[Dataset rows describing interfaces]
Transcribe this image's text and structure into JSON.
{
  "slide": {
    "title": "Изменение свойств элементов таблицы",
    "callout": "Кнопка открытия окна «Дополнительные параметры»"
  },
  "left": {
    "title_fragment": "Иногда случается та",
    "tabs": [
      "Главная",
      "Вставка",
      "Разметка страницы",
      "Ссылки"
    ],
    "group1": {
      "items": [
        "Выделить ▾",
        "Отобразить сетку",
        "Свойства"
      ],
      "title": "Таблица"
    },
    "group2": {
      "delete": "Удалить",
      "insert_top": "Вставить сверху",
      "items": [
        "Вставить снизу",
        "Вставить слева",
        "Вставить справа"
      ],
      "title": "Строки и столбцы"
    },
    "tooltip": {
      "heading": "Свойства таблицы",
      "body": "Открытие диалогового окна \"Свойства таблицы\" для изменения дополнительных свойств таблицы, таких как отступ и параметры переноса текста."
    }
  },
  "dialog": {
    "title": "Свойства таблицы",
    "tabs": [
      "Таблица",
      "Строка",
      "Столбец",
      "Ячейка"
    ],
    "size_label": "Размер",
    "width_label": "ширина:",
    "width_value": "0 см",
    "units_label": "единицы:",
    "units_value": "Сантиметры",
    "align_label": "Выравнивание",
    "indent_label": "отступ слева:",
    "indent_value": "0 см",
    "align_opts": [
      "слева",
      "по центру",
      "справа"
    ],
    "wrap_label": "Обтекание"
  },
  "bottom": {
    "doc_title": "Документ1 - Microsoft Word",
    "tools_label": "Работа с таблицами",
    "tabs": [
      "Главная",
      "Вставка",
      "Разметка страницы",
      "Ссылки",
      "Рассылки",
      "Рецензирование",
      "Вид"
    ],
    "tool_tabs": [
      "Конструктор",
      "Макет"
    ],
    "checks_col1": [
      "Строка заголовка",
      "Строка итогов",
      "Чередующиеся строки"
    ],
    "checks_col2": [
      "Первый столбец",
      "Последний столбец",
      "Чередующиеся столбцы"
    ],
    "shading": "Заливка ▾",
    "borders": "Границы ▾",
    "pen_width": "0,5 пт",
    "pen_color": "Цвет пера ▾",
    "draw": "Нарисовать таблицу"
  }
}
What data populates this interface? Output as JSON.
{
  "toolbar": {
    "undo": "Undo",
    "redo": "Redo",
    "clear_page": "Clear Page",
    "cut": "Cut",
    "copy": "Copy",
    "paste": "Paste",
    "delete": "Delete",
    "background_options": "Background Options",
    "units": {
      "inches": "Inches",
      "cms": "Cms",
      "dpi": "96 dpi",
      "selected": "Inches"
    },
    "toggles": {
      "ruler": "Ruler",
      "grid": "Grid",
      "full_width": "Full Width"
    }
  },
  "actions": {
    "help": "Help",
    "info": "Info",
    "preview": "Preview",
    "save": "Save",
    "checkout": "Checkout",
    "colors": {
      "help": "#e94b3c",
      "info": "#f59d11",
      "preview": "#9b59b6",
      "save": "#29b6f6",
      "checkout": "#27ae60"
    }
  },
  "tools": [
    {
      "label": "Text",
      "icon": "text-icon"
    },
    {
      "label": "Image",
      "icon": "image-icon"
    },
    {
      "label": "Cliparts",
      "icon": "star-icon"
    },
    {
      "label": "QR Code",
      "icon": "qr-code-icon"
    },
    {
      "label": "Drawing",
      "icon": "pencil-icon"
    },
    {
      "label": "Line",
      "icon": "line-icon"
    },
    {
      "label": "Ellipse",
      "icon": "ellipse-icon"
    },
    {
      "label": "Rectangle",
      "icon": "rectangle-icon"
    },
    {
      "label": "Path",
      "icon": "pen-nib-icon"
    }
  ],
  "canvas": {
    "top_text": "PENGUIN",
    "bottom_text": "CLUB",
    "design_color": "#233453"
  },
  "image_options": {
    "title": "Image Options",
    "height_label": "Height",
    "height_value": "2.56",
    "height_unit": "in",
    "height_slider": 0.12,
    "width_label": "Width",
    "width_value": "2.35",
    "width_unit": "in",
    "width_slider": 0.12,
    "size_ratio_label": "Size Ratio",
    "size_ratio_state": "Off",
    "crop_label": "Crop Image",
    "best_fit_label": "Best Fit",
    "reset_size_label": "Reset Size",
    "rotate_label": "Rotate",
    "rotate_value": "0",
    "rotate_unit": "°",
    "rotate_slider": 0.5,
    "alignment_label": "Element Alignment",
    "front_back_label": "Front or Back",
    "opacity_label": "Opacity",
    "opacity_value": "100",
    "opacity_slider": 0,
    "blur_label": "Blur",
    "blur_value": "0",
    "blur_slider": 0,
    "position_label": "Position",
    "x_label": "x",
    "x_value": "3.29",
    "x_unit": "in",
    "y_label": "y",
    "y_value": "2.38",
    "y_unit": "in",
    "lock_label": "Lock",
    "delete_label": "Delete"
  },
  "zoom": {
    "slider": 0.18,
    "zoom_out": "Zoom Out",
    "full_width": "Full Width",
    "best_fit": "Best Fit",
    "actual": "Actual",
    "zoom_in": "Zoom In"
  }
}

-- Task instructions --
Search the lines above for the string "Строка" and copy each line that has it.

-- Answer section --
      "Строка",
      "Строка заголовка",
      "Строка итогов",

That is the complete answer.